BEGIN
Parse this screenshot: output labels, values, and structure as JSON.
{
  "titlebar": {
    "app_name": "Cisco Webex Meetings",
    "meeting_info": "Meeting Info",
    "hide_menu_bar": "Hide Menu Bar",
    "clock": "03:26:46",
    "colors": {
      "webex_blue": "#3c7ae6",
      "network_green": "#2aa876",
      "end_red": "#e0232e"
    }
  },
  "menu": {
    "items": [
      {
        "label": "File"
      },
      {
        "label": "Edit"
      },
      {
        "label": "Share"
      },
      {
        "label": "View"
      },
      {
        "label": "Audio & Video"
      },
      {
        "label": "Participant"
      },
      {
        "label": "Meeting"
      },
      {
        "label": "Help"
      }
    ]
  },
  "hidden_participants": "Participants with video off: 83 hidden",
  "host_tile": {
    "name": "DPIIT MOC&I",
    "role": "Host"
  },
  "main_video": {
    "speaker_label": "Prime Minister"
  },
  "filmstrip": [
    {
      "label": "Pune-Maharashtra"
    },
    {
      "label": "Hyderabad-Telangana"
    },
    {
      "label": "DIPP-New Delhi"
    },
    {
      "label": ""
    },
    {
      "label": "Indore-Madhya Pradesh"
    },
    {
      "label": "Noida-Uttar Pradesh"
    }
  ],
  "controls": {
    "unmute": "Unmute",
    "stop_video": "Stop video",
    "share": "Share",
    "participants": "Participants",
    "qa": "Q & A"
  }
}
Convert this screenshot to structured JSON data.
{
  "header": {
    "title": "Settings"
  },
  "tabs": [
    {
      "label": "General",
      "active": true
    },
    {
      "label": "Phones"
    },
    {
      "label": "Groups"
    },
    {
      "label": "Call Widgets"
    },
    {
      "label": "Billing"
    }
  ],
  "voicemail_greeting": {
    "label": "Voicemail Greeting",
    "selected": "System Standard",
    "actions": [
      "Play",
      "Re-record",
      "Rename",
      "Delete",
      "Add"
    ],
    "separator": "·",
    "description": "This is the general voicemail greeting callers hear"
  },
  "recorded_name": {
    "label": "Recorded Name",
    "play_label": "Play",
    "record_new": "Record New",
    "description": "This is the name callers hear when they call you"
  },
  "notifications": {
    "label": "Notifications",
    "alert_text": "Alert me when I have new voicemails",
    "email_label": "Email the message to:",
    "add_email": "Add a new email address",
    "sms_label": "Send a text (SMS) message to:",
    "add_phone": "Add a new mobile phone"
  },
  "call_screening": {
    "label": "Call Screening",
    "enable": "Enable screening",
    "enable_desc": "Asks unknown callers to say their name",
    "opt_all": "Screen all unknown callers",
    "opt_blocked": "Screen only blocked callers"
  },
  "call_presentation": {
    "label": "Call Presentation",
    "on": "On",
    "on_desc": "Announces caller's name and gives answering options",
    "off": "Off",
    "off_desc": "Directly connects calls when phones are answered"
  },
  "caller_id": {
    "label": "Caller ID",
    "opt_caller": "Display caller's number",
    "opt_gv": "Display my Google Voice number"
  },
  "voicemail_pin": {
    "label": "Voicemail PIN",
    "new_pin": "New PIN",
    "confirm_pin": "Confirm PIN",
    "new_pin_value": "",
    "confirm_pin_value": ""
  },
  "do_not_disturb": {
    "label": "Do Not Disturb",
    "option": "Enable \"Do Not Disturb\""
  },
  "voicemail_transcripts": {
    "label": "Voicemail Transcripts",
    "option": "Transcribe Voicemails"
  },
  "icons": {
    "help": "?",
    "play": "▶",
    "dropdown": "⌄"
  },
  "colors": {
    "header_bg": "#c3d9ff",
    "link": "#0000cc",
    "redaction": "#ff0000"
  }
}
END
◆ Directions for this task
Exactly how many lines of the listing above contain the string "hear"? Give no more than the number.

◆ Response to this exercise
2